Monday, 18 November 2019


Even with the startling statistic that one in four people in the UK will experience mental ill health at some point in their lives, the chance that someone will be in a psychiatric hospital at Christmas, is minimal and I’d like to think that my blog is largely about providing insight into aspects of mental health that lots of people might not really comprehend. I hope that in doing so, it will help people to be a lot more understanding for those of us who do have these experiences. So, I thought it might be interesting to give readers an insight into what it’s actually like to spend Christmastime in a psychiatric hospital…

For new readers and to give a bit of background… 

Two years after being abused from 2006 until 2007, I began hallucinating and within ten days I became suicidal and took an overdose. I was sectioned under the Mental Health Act and spent the following three years in and out of hospitals – both medical and psychiatric. Finally, a Psychiatrist recommended that I be admitted to a long-term, specialist hospital and I began undergoing assessments with some such hospitals. The first two hospitals weren’t secure and wouldn’t accept my flight risk but when I heard that the third operated on timetabled day with intensive therapy, I refused to go. Then, in July 2012, I attempted suicide again and refused to have the lifesaving antidote to the overdose I’d taken so I was detained under the Mental Capacity Act and sedated to be put on life support for the duration of the treatment. When I woke up, the first thing I was told was that I’d be going to the psychiatric hospital I’d refused to go to, over 100 miles from home.

When I was sectioned under the Mental Health Act (1983) within twenty-four hours of being in the hospital, I realized that there was little chance of me being discharged before Christmas. Then, in November 2012, when I was recovering from an overdose I’d taken after going AWOL, I realized that there was equally as little chance of me managing to kill myself before Christmas too. So, I began preparing for my first Christmas away from home.

Thursday, 14 November 2019


This post is in collaboration with my ultimate favourite shop for goodies – Pets At Home!

My Mum did a Christmas Wishlist first (which you can read here) and then my bunny sister Pixie (who’s from Pets At Home) wrote her Wishlist (which you can read here); and now it’s my turn! And because this is a special post with Pets At Home, I’ve wrote down all of my reasons for wanting these special, Christmassy items in the hope that someone will buy them all for me!

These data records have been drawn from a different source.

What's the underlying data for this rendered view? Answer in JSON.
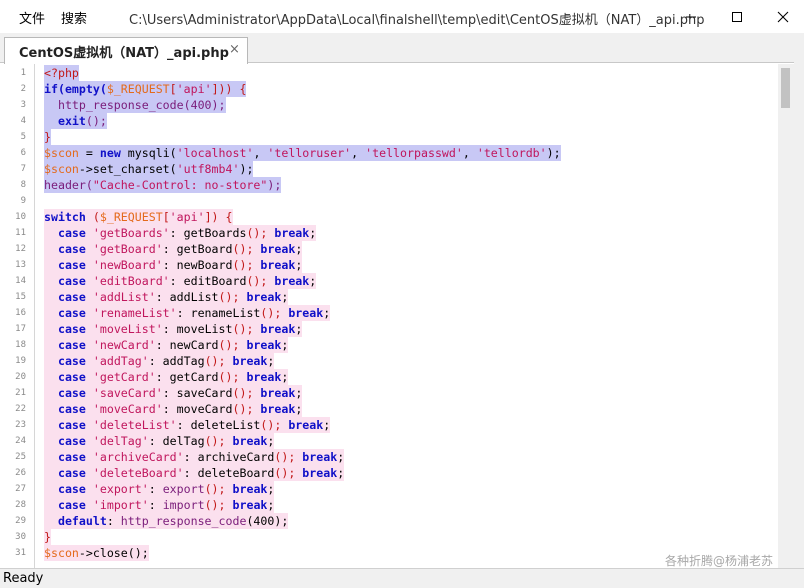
{
  "menu": {
    "file": "文件",
    "search": "搜索"
  },
  "window": {
    "title": "C:\\Users\\Administrator\\AppData\\Local\\finalshell\\temp\\edit\\CentOS虚拟机（NAT）_api.php",
    "icons": {
      "minimize": "minimize-icon",
      "maximize": "maximize-icon",
      "close": "close-icon"
    }
  },
  "tab": {
    "label": "CentOS虚拟机（NAT）_api.php",
    "close_glyph": "×"
  },
  "colors": {
    "keyword": "#1010c8",
    "variable": "#e46a1c",
    "string": "#c0155c",
    "php_tag": "#c21818",
    "function": "#7a1c7a",
    "highlight_php_block": "#c8c8f5",
    "highlight_switch_block": "#fbe0ee"
  },
  "editor": {
    "lines": [
      {
        "n": "1",
        "hl": "blue",
        "tokens": [
          {
            "t": "<?php",
            "c": "tag"
          }
        ]
      },
      {
        "n": "2",
        "hl": "blue",
        "tokens": [
          {
            "t": "if(",
            "c": "kw"
          },
          {
            "t": "empty(",
            "c": "kw"
          },
          {
            "t": "$_REQUEST",
            "c": "var"
          },
          {
            "t": "[",
            "c": "tag"
          },
          {
            "t": "'api'",
            "c": "str"
          },
          {
            "t": "])) {",
            "c": "tag"
          }
        ]
      },
      {
        "n": "3",
        "hl": "blue",
        "tokens": [
          {
            "t": "  http_response_code",
            "c": "fn"
          },
          {
            "t": "(400);",
            "c": "fn"
          }
        ]
      },
      {
        "n": "4",
        "hl": "blue",
        "tokens": [
          {
            "t": "  exit",
            "c": "kw"
          },
          {
            "t": "();",
            "c": "fn"
          }
        ]
      },
      {
        "n": "5",
        "hl": "blue",
        "tokens": [
          {
            "t": "}",
            "c": "tag"
          }
        ]
      },
      {
        "n": "6",
        "hl": "blue",
        "tokens": [
          {
            "t": "$scon",
            "c": "var"
          },
          {
            "t": " = ",
            "c": "txt"
          },
          {
            "t": "new",
            "c": "kw"
          },
          {
            "t": " mysqli(",
            "c": "txt"
          },
          {
            "t": "'localhost'",
            "c": "str"
          },
          {
            "t": ", ",
            "c": "txt"
          },
          {
            "t": "'telloruser'",
            "c": "str"
          },
          {
            "t": ", ",
            "c": "txt"
          },
          {
            "t": "'tellorpasswd'",
            "c": "str"
          },
          {
            "t": ", ",
            "c": "txt"
          },
          {
            "t": "'tellordb'",
            "c": "str"
          },
          {
            "t": ");",
            "c": "txt"
          }
        ]
      },
      {
        "n": "7",
        "hl": "blue",
        "tokens": [
          {
            "t": "$scon",
            "c": "var"
          },
          {
            "t": "->set_charset(",
            "c": "txt"
          },
          {
            "t": "'utf8mb4'",
            "c": "str"
          },
          {
            "t": ");",
            "c": "txt"
          }
        ]
      },
      {
        "n": "8",
        "hl": "blue",
        "tokens": [
          {
            "t": "header(",
            "c": "fn"
          },
          {
            "t": "\"Cache-Control: no-store\"",
            "c": "str"
          },
          {
            "t": ");",
            "c": "fn"
          }
        ]
      },
      {
        "n": "9",
        "hl": "",
        "tokens": []
      },
      {
        "n": "10",
        "hl": "pink",
        "tokens": [
          {
            "t": "switch",
            "c": "kw"
          },
          {
            "t": " (",
            "c": "tag"
          },
          {
            "t": "$_REQUEST",
            "c": "var"
          },
          {
            "t": "[",
            "c": "tag"
          },
          {
            "t": "'api'",
            "c": "str"
          },
          {
            "t": "]) {",
            "c": "tag"
          }
        ]
      },
      {
        "n": "11",
        "hl": "pink",
        "tokens": [
          {
            "t": "  case ",
            "c": "kw"
          },
          {
            "t": "'getBoards'",
            "c": "str"
          },
          {
            "t": ": getBoards",
            "c": "txt"
          },
          {
            "t": "(); ",
            "c": "tag"
          },
          {
            "t": "break",
            "c": "kw"
          },
          {
            "t": ";",
            "c": "txt"
          }
        ]
      },
      {
        "n": "12",
        "hl": "pink",
        "tokens": [
          {
            "t": "  case ",
            "c": "kw"
          },
          {
            "t": "'getBoard'",
            "c": "str"
          },
          {
            "t": ": getBoard",
            "c": "txt"
          },
          {
            "t": "(); ",
            "c": "tag"
          },
          {
            "t": "break",
            "c": "kw"
          },
          {
            "t": ";",
            "c": "txt"
          }
        ]
      },
      {
        "n": "13",
        "hl": "pink",
        "tokens": [
          {
            "t": "  case ",
            "c": "kw"
          },
          {
            "t": "'newBoard'",
            "c": "str"
          },
          {
            "t": ": newBoard",
            "c": "txt"
          },
          {
            "t": "(); ",
            "c": "tag"
          },
          {
            "t": "break",
            "c": "kw"
          },
          {
            "t": ";",
            "c": "txt"
          }
        ]
      },
      {
        "n": "14",
        "hl": "pink",
        "tokens": [
          {
            "t": "  case ",
            "c": "kw"
          },
          {
            "t": "'editBoard'",
            "c": "str"
          },
          {
            "t": ": editBoard",
            "c": "txt"
          },
          {
            "t": "(); ",
            "c": "tag"
          },
          {
            "t": "break",
            "c": "kw"
          },
          {
            "t": ";",
            "c": "txt"
          }
        ]
      },
      {
        "n": "15",
        "hl": "pink",
        "tokens": [
          {
            "t": "  case ",
            "c": "kw"
          },
          {
            "t": "'addList'",
            "c": "str"
          },
          {
            "t": ": addList",
            "c": "txt"
          },
          {
            "t": "(); ",
            "c": "tag"
          },
          {
            "t": "break",
            "c": "kw"
          },
          {
            "t": ";",
            "c": "txt"
          }
        ]
      },
      {
        "n": "16",
        "hl": "pink",
        "tokens": [
          {
            "t": "  case ",
            "c": "kw"
          },
          {
            "t": "'renameList'",
            "c": "str"
          },
          {
            "t": ": renameList",
            "c": "txt"
          },
          {
            "t": "(); ",
            "c": "tag"
          },
          {
            "t": "break",
            "c": "kw"
          },
          {
            "t": ";",
            "c": "txt"
          }
        ]
      },
      {
        "n": "17",
        "hl": "pink",
        "tokens": [
          {
            "t": "  case ",
            "c": "kw"
          },
          {
            "t": "'moveList'",
            "c": "str"
          },
          {
            "t": ": moveList",
            "c": "txt"
          },
          {
            "t": "(); ",
            "c": "tag"
          },
          {
            "t": "break",
            "c": "kw"
          },
          {
            "t": ";",
            "c": "txt"
          }
        ]
      },
      {
        "n": "18",
        "hl": "pink",
        "tokens": [
          {
            "t": "  case ",
            "c": "kw"
          },
          {
            "t": "'newCard'",
            "c": "str"
          },
          {
            "t": ": newCard",
            "c": "txt"
          },
          {
            "t": "(); ",
            "c": "tag"
          },
          {
            "t": "break",
            "c": "kw"
          },
          {
            "t": ";",
            "c": "txt"
          }
        ]
      },
      {
        "n": "19",
        "hl": "pink",
        "tokens": [
          {
            "t": "  case ",
            "c": "kw"
          },
          {
            "t": "'addTag'",
            "c": "str"
          },
          {
            "t": ": addTag",
            "c": "txt"
          },
          {
            "t": "(); ",
            "c": "tag"
          },
          {
            "t": "break",
            "c": "kw"
          },
          {
            "t": ";",
            "c": "txt"
          }
        ]
      },
      {
        "n": "20",
        "hl": "pink",
        "tokens": [
          {
            "t": "  case ",
            "c": "kw"
          },
          {
            "t": "'getCard'",
            "c": "str"
          },
          {
            "t": ": getCard",
            "c": "txt"
          },
          {
            "t": "(); ",
            "c": "tag"
          },
          {
            "t": "break",
            "c": "kw"
          },
          {
            "t": ";",
            "c": "txt"
          }
        ]
      },
      {
        "n": "21",
        "hl": "pink",
        "tokens": [
          {
            "t": "  case ",
            "c": "kw"
          },
          {
            "t": "'saveCard'",
            "c": "str"
          },
          {
            "t": ": saveCard",
            "c": "txt"
          },
          {
            "t": "(); ",
            "c": "tag"
          },
          {
            "t": "break",
            "c": "kw"
          },
          {
            "t": ";",
            "c": "txt"
          }
        ]
      },
      {
        "n": "22",
        "hl": "pink",
        "tokens": [
          {
            "t": "  case ",
            "c": "kw"
          },
          {
            "t": "'moveCard'",
            "c": "str"
          },
          {
            "t": ": moveCard",
            "c": "txt"
          },
          {
            "t": "(); ",
            "c": "tag"
          },
          {
            "t": "break",
            "c": "kw"
          },
          {
            "t": ";",
            "c": "txt"
          }
        ]
      },
      {
        "n": "23",
        "hl": "pink",
        "tokens": [
          {
            "t": "  case ",
            "c": "kw"
          },
          {
            "t": "'deleteList'",
            "c": "str"
          },
          {
            "t": ": deleteList",
            "c": "txt"
          },
          {
            "t": "(); ",
            "c": "tag"
          },
          {
            "t": "break",
            "c": "kw"
          },
          {
            "t": ";",
            "c": "txt"
          }
        ]
      },
      {
        "n": "24",
        "hl": "pink",
        "tokens": [
          {
            "t": "  case ",
            "c": "kw"
          },
          {
            "t": "'delTag'",
            "c": "str"
          },
          {
            "t": ": delTag",
            "c": "txt"
          },
          {
            "t": "(); ",
            "c": "tag"
          },
          {
            "t": "break",
            "c": "kw"
          },
          {
            "t": ";",
            "c": "txt"
          }
        ]
      },
      {
        "n": "25",
        "hl": "pink",
        "tokens": [
          {
            "t": "  case ",
            "c": "kw"
          },
          {
            "t": "'archiveCard'",
            "c": "str"
          },
          {
            "t": ": archiveCard",
            "c": "txt"
          },
          {
            "t": "(); ",
            "c": "tag"
          },
          {
            "t": "break",
            "c": "kw"
          },
          {
            "t": ";",
            "c": "txt"
          }
        ]
      },
      {
        "n": "26",
        "hl": "pink",
        "tokens": [
          {
            "t": "  case ",
            "c": "kw"
          },
          {
            "t": "'deleteBoard'",
            "c": "str"
          },
          {
            "t": ": deleteBoard",
            "c": "txt"
          },
          {
            "t": "(); ",
            "c": "tag"
          },
          {
            "t": "break",
            "c": "kw"
          },
          {
            "t": ";",
            "c": "txt"
          }
        ]
      },
      {
        "n": "27",
        "hl": "pink",
        "tokens": [
          {
            "t": "  case ",
            "c": "kw"
          },
          {
            "t": "'export'",
            "c": "str"
          },
          {
            "t": ": ",
            "c": "txt"
          },
          {
            "t": "export",
            "c": "fn"
          },
          {
            "t": "(); ",
            "c": "tag"
          },
          {
            "t": "break",
            "c": "kw"
          },
          {
            "t": ";",
            "c": "txt"
          }
        ]
      },
      {
        "n": "28",
        "hl": "pink",
        "tokens": [
          {
            "t": "  case ",
            "c": "kw"
          },
          {
            "t": "'import'",
            "c": "str"
          },
          {
            "t": ": ",
            "c": "txt"
          },
          {
            "t": "import",
            "c": "fn"
          },
          {
            "t": "(); ",
            "c": "tag"
          },
          {
            "t": "break",
            "c": "kw"
          },
          {
            "t": ";",
            "c": "txt"
          }
        ]
      },
      {
        "n": "29",
        "hl": "pink",
        "tokens": [
          {
            "t": "  default",
            "c": "kw"
          },
          {
            "t": ": ",
            "c": "txt"
          },
          {
            "t": "http_response_code",
            "c": "fn"
          },
          {
            "t": "(400);",
            "c": "txt"
          }
        ]
      },
      {
        "n": "30",
        "hl": "pink",
        "tokens": [
          {
            "t": "}",
            "c": "tag"
          }
        ]
      },
      {
        "n": "31",
        "hl": "pink",
        "tokens": [
          {
            "t": "$scon",
            "c": "var"
          },
          {
            "t": "->close();",
            "c": "txt"
          }
        ]
      }
    ]
  },
  "watermark": "各种折腾@杨浦老苏",
  "status": {
    "text": "Ready"
  }
}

Also, wanted to say a quick thank you to everyone at Willows Cat Adoption Centre; who are the reason I’m able to celebrate Christmas this year after saving my life from being found wandering the streets at only a few weeks old!

Mum says this present is too big for Santa’s sleigh and that I don’t need it because I have a scratch post that isn’t very old but I told her that this is a WISHlist and that means I can put all of the items I could only wish for! The gifts I dream about finding under our 6ft Christmas tree that I constantly attempt to dismantle!

Climb & Perch Cat Scratch Post £75

Monday, 11 November 2019


“How much more grievous are the consequences of anger than the causes of it?”
Marcus Aurelius, Meditations

Have you ever seen the Fantastic Beasts and Where to Find Them movie? It’s basically a spin-off to the Harry Potter series and in it, there’s this thing called an Obscurus which is the manifestation of violent, destructive energy from when a young Witch or Wizard has to repress their magic ability. That’s how I’d describe the anger I was left with as a result of the abuse because I repressed it for a while and so it eventually erupted into this powerful, detrimental, life-changing fury.

The first anger I experienced from the abuse wasn’t the first one that I reacted to. That sounds complicated… The first source of my anger that I actually responded to, was the anger against others; particularly, against my abuser’s colleagues. They were the people who saw myself and my abuser together the most and yet they didn’t stop the abuse. During the abuse, part of me thought ‘how the hell do they not realize what he’s doing?’ and the other part hoped they’d never find out. These two contradictions led to a lot of confusion for me and I struggled to accept that I was ‘allowed’ to be angry with these people. I wondered if I had no right to because I was doing all in my power to ensure they didn’t find out what was happening to me so how could I be so put out when they didn’t stop it?